/---
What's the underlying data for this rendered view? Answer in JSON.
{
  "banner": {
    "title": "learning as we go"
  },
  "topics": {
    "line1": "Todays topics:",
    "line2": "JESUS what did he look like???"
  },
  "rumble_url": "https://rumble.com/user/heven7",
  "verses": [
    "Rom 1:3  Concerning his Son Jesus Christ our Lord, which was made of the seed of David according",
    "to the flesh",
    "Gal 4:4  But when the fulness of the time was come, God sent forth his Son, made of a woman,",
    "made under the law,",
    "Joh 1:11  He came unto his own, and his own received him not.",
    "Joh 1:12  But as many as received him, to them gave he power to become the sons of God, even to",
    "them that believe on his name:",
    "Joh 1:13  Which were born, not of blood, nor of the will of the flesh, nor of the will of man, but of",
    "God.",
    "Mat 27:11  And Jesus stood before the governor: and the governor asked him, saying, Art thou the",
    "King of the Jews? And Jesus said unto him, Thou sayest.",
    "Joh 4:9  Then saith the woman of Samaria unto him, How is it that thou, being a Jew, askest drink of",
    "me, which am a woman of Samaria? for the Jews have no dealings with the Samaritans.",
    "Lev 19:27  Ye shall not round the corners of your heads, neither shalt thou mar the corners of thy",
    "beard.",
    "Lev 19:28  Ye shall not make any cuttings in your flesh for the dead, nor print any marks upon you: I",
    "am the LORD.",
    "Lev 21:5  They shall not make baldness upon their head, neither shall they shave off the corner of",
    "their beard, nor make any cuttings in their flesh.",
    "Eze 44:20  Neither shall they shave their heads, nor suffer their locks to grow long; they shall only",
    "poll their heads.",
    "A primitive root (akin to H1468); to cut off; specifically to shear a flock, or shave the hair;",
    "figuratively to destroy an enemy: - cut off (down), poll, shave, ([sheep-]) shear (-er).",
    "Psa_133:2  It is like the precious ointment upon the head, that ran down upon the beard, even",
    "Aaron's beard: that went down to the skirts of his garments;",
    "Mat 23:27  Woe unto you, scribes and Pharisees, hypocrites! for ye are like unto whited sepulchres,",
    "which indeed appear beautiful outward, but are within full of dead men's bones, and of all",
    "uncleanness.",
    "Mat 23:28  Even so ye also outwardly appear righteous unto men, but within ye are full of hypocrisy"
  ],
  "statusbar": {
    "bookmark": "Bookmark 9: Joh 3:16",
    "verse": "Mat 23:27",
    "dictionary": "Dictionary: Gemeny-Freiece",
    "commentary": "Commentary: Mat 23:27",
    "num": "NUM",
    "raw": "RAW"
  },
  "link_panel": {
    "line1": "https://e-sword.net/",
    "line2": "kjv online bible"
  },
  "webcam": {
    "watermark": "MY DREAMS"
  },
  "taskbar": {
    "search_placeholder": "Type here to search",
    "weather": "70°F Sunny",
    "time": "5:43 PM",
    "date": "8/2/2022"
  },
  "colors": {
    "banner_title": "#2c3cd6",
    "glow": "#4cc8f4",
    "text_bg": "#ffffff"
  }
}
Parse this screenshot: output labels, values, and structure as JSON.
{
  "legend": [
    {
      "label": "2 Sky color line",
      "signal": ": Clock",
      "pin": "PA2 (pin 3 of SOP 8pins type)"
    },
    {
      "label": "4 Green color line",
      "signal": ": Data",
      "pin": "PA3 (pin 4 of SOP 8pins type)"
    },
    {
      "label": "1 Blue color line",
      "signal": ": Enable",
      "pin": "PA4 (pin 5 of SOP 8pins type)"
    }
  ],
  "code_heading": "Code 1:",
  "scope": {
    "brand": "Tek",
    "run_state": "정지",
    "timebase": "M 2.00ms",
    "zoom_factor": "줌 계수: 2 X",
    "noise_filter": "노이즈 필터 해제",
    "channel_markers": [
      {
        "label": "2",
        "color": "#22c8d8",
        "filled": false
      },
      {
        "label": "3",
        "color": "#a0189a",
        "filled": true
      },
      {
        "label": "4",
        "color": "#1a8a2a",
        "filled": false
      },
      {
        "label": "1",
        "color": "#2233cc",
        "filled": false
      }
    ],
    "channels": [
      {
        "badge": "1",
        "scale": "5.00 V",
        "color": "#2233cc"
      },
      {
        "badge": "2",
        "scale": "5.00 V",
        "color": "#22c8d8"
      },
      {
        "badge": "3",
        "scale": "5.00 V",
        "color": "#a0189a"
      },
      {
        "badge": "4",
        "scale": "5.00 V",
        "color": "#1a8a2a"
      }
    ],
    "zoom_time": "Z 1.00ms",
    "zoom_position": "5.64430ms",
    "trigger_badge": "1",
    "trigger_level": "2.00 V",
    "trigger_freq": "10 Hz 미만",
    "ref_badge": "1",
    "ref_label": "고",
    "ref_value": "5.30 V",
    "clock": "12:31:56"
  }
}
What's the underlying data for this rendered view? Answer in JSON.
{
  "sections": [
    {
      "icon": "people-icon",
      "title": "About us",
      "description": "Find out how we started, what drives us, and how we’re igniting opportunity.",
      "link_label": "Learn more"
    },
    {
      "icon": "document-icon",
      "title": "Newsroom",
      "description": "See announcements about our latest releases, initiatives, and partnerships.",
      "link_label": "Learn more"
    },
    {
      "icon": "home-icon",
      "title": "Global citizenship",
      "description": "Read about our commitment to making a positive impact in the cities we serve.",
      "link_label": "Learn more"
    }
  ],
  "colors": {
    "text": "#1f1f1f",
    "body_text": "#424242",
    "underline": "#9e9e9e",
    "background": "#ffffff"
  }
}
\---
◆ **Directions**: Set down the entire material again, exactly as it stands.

◆ **Response area**:
What's the underlying data for this rendered view? Answer in JSON.
{
  "banner": {
    "title": "learning as we go"
  },
  "topics": {
    "line1": "Todays topics:",
    "line2": "JESUS what did he look like???"
  },
  "rumble_url": "https://rumble.com/user/heven7",
  "verses": [
    "Rom 1:3  Concerning his Son Jesus Christ our Lord, which was made of the seed of David according",
    "to the flesh",
    "Gal 4:4  But when the fulness of the time was come, God sent forth his Son, made of a woman,",
    "made under the law,",
    "Joh 1:11  He came unto his own, and his own received him not.",
    "Joh 1:12  But as many as received him, to them gave he power to become the sons of God, even to",
    "them that believe on his name:",
    "Joh 1:13  Which were born, not of blood, nor of the will of the flesh, nor of the will of man, but of",
    "God.",
    "Mat 27:11  And Jesus stood before the governor: and the governor asked him, saying, Art thou the",
    "King of the Jews? And Jesus said unto him, Thou sayest.",
    "Joh 4:9  Then saith the woman of Samaria unto him, How is it that thou, being a Jew, askest drink of",
    "me, which am a woman of Samaria? for the Jews have no dealings with the Samaritans.",
    "Lev 19:27  Ye shall not round the corners of your heads, neither shalt thou mar the corners of thy",
    "beard.",
    "Lev 19:28  Ye shall not make any cuttings in your flesh for the dead, nor print any marks upon you: I",
    "am the LORD.",
    "Lev 21:5  They shall not make baldness upon their head, neither shall they shave off the corner of",
    "their beard, nor make any cuttings in their flesh.",
    "Eze 44:20  Neither shall they shave their heads, nor suffer their locks to grow long; they shall only",
    "poll their heads.",
    "A primitive root (akin to H1468); to cut off; specifically to shear a flock, or shave the hair;",
    "figuratively to destroy an enemy: - cut off (down), poll, shave, ([sheep-]) shear (-er).",
    "Psa_133:2  It is like the precious ointment upon the head, that ran down upon the beard, even",
    "Aaron's beard: that went down to the skirts of his garments;",
    "Mat 23:27  Woe unto you, scribes and Pharisees, hypocrites! for ye are like unto whited sepulchres,",
    "which indeed appear beautiful outward, but are within full of dead men's bones, and of all",
    "uncleanness.",
    "Mat 23:28  Even so ye also outwardly appear righteous unto men, but within ye are full of hypocrisy"
  ],
  "statusbar": {
    "bookmark": "Bookmark 9: Joh 3:16",
    "verse": "Mat 23:27",
    "dictionary": "Dictionary: Gemeny-Freiece",
    "commentary": "Commentary: Mat 23:27",
    "num": "NUM",
    "raw": "RAW"
  },
  "link_panel": {
    "line1": "https://e-sword.net/",
    "line2": "kjv online bible"
  },
  "webcam": {
    "watermark": "MY DREAMS"
  },
  "taskbar": {
    "search_placeholder": "Type here to search",
    "weather": "70°F Sunny",
    "time": "5:43 PM",
    "date": "8/2/2022"
  },
  "colors": {
    "banner_title": "#2c3cd6",
    "glow": "#4cc8f4",
    "text_bg": "#ffffff"
  }
}
Parse this screenshot: output labels, values, and structure as JSON.
{
  "legend": [
    {
      "label": "2 Sky color line",
      "signal": ": Clock",
      "pin": "PA2 (pin 3 of SOP 8pins type)"
    },
    {
      "label": "4 Green color line",
      "signal": ": Data",
      "pin": "PA3 (pin 4 of SOP 8pins type)"
    },
    {
      "label": "1 Blue color line",
      "signal": ": Enable",
      "pin": "PA4 (pin 5 of SOP 8pins type)"
    }
  ],
  "code_heading": "Code 1:",
  "scope": {
    "brand": "Tek",
    "run_state": "정지",
    "timebase": "M 2.00ms",
    "zoom_factor": "줌 계수: 2 X",
    "noise_filter": "노이즈 필터 해제",
    "channel_markers": [
      {
        "label": "2",
        "color": "#22c8d8",
        "filled": false
      },
      {
        "label": "3",
        "color": "#a0189a",
        "filled": true
      },
      {
        "label": "4",
        "color": "#1a8a2a",
        "filled": false
      },
      {
        "label": "1",
        "color": "#2233cc",
        "filled": false
      }
    ],
    "channels": [
      {
        "badge": "1",
        "scale": "5.00 V",
        "color": "#2233cc"
      },
      {
        "badge": "2",
        "scale": "5.00 V",
        "color": "#22c8d8"
      },
      {
        "badge": "3",
        "scale": "5.00 V",
        "color": "#a0189a"
      },
      {
        "badge": "4",
        "scale": "5.00 V",
        "color": "#1a8a2a"
      }
    ],
    "zoom_time": "Z 1.00ms",
    "zoom_position": "5.64430ms",
    "trigger_badge": "1",
    "trigger_level": "2.00 V",
    "trigger_freq": "10 Hz 미만",
    "ref_badge": "1",
    "ref_label": "고",
    "ref_value": "5.30 V",
    "clock": "12:31:56"
  }
}
What's the underlying data for this rendered view? Answer in JSON.
{
  "sections": [
    {
      "icon": "people-icon",
      "title": "About us",
      "description": "Find out how we started, what drives us, and how we’re igniting opportunity.",
      "link_label": "Learn more"
    },
    {
      "icon": "document-icon",
      "title": "Newsroom",
      "description": "See announcements about our latest releases, initiatives, and partnerships.",
      "link_label": "Learn more"
    },
    {
      "icon": "home-icon",
      "title": "Global citizenship",
      "description": "Read about our commitment to making a positive impact in the cities we serve.",
      "link_label": "Learn more"
    }
  ],
  "colors": {
    "text": "#1f1f1f",
    "body_text": "#424242",
    "underline": "#9e9e9e",
    "background": "#ffffff"
  }
}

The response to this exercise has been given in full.